How You Can Help

Ted’s walk offers all who are interested an opportunity to participate in the journey by donating funds that will directly benefit the Christian DeRiemer Third-Party Special Needs Trust.  This fund has been established to ensure that Christian has the care and equipment that he needs to live a productive and independent life.

The slides above were shot by Ted during September, 2015,
as he walked the first hundred or so miles of the Camino

Ted’s pilgrimage is also the fulfillment of a dying wish and a promise. As he walks, Ted will be spreading the ashes of Christian’s mother, Karen, who died in March of 2015. During the final days of her battle with cancer, she asked Ted, with the help of her husband Neil and a close circle of friends, to ensure that Christian was provided for and that he would be able to find his own independent path through life.

Ted's route from St, Frances Pied to Santiago de Castella and Muxia.

Ted’s route from St. Jean Pied-de-Port to Santiago de Castella and Muxia.

Finally, Ted’s pilgrimage will be the fulfillment of a longtime goal. Ted has known about the Camino for years, and he has long thought about treading the ancient path. After seeing Martin Sheen’s 2010 movie “The Way”, the story of a father who walks the Camino de Santiago with his son’s ashes, Ted realized that he had an opportunity to add meaning to his pilgrimage.

“If you had asked me at the end of last year why I wanted to walk the Camino,” says Ted, “I couldn’t have said why.” But Ted, an active Buddhist, who has developed the self-discipline to go on annual two- or three-month meditation retreats, knows that the trek will be more than just a long walk or a sightseeing tour. He is embarking on this 600-mile, 1000-year-old Christian path with a purpose, but also open to any possibility. It’s what Buddhists call “beginner’s mind.”

 Cathedral in Santiago de Compostella by Zoe Rimmer

Cathedral in Santiago de Compostella by Zoe Rimmer

Zen Master Shunryo Suzuki has said, “In the beginner’s mind there are many possibilities, but in the expert’s there are few.”

For centuries, Christian pilgrims have walked the Camino to find their god, to find themselves, and/or to find purpose in life. Many have found meaning in the companionship of those they have met along the way. “They say that ‘no one walks the Camino who doesn’t walk away with something,'” says Ted. “I am well prepared physically and emotionally, but I’m going with no expectations. For me, this will be a solitary walking meditation.”

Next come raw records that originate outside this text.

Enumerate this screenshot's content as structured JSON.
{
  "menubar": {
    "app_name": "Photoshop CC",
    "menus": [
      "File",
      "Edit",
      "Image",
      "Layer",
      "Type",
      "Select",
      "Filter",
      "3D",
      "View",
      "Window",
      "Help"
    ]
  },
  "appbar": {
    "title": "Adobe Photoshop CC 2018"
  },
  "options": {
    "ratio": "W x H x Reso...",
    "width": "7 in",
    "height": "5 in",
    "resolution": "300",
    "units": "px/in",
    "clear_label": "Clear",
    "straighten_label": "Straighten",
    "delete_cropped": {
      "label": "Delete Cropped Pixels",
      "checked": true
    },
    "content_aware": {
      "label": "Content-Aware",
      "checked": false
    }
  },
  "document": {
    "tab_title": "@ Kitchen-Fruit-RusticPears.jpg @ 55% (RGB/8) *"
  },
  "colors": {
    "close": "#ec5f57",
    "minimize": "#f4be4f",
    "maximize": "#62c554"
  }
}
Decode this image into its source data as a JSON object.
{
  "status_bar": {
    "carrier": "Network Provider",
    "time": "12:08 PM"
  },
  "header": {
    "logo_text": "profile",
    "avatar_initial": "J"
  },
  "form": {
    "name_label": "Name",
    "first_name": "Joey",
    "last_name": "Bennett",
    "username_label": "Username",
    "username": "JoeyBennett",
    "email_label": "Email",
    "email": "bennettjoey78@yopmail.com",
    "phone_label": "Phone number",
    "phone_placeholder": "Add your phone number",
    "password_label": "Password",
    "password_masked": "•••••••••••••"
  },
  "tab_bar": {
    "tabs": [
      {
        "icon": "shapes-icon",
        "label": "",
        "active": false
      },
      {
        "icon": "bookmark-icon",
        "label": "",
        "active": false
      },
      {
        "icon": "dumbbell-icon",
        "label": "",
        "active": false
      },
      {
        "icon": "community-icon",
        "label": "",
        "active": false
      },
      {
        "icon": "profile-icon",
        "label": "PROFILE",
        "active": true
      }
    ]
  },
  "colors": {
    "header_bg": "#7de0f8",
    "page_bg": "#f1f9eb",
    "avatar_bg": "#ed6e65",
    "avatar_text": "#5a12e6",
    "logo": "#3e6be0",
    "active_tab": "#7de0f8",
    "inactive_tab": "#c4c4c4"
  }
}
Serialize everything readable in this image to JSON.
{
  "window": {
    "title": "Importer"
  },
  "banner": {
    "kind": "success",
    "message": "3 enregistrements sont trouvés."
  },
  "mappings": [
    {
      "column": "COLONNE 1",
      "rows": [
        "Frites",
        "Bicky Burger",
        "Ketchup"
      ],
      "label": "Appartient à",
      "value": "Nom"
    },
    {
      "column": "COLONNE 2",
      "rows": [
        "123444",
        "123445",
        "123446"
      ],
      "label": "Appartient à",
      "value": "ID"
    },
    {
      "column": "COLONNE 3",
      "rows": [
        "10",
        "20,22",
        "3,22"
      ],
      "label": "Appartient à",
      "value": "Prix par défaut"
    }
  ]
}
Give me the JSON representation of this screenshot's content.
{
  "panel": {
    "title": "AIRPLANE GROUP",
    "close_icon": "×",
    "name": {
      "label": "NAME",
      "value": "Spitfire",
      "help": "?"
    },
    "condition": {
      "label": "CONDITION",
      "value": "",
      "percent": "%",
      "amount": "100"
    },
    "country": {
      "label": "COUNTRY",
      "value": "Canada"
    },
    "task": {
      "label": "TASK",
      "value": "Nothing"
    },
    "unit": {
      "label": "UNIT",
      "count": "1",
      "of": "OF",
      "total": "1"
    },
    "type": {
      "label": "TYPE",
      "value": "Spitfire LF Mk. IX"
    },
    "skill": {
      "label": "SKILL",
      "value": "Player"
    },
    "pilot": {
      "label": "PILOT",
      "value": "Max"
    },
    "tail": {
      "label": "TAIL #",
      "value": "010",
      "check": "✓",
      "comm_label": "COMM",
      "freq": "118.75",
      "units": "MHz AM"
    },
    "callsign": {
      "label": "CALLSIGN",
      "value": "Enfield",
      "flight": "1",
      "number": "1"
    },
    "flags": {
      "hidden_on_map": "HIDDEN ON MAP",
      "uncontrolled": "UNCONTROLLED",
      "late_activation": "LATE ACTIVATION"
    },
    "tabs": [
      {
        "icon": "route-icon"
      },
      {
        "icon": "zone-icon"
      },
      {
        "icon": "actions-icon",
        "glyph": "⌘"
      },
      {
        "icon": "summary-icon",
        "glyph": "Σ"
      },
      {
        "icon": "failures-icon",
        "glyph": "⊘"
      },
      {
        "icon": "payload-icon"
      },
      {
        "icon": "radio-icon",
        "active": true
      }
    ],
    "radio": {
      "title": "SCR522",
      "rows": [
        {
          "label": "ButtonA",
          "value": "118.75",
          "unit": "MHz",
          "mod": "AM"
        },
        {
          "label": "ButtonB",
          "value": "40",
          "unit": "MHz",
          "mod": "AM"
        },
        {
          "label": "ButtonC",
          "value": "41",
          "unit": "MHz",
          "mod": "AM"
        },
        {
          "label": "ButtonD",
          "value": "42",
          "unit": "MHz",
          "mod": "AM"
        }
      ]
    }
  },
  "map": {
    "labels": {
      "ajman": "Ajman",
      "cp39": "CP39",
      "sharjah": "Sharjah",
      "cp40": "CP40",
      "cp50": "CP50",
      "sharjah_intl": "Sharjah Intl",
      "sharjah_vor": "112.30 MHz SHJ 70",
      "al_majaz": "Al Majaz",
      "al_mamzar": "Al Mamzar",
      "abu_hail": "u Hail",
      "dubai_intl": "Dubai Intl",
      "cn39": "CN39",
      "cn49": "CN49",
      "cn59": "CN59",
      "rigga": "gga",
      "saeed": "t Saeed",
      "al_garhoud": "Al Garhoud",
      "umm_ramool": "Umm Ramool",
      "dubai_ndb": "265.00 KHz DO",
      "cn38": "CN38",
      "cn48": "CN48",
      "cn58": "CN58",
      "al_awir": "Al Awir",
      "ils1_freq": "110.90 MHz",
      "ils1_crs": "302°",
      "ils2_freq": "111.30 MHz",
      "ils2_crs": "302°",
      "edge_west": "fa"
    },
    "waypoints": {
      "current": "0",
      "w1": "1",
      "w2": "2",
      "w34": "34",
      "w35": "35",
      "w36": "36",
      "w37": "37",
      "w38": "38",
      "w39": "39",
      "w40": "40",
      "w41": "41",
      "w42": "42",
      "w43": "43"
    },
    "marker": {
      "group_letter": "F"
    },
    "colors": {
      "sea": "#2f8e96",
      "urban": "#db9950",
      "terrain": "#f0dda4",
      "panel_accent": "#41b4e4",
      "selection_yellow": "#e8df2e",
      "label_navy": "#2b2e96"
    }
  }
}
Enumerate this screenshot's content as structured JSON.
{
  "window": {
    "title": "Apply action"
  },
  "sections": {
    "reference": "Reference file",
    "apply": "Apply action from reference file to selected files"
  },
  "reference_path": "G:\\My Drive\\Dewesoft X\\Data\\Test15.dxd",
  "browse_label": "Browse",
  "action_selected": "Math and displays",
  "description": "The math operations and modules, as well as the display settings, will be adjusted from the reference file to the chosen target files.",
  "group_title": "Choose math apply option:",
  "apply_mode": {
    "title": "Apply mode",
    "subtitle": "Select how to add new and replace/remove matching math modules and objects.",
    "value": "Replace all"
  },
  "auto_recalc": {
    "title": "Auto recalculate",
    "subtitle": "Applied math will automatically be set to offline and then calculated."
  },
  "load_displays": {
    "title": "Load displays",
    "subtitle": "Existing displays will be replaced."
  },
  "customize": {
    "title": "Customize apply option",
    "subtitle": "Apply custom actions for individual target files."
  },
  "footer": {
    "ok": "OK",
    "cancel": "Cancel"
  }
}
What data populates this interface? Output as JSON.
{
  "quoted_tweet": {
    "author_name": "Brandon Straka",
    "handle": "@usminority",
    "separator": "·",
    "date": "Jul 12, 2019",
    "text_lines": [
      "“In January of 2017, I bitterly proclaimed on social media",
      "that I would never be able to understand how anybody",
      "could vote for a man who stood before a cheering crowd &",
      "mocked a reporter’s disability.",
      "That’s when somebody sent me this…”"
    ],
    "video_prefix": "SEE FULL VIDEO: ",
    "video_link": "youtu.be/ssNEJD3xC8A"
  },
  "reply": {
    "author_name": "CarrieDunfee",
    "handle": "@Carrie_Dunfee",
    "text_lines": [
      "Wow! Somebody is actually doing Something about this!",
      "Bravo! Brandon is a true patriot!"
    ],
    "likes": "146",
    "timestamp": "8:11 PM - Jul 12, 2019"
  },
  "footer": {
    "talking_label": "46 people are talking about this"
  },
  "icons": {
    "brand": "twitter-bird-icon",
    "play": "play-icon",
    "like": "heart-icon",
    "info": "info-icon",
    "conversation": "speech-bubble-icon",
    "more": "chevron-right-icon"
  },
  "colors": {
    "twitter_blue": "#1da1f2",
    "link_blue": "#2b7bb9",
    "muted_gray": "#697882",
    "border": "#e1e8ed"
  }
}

Ted will follow the “Way of St. James”  from St. Jean Port du Pied to Santiago de Compostella, a trip of 800 kilometers or approximately 480 miles. He will add a side trip to a World Heritage monastery in San Millan de la Cognolla, and he will finish by walking beyond Santiago to the Atlantic coast town of Muxia, a pilgrimage of around 1,000 kilometers.

Muxia. Photo by Gabriel González.

Muxia. Photo by Gabriel González.

This blog will not only chronicle Ted’s progress from Saint Jean Pied-de-Port to Muxia, but it will also be offered in a spirit of quest and inspiration.

The authors hope you are inspired by the purpose of Ted’s journey and that you will be moved to support Christian by making a donation to the Christian B. DeRiemer Third-Party Special Needs Trust, which has been established to provide for Christian’s future.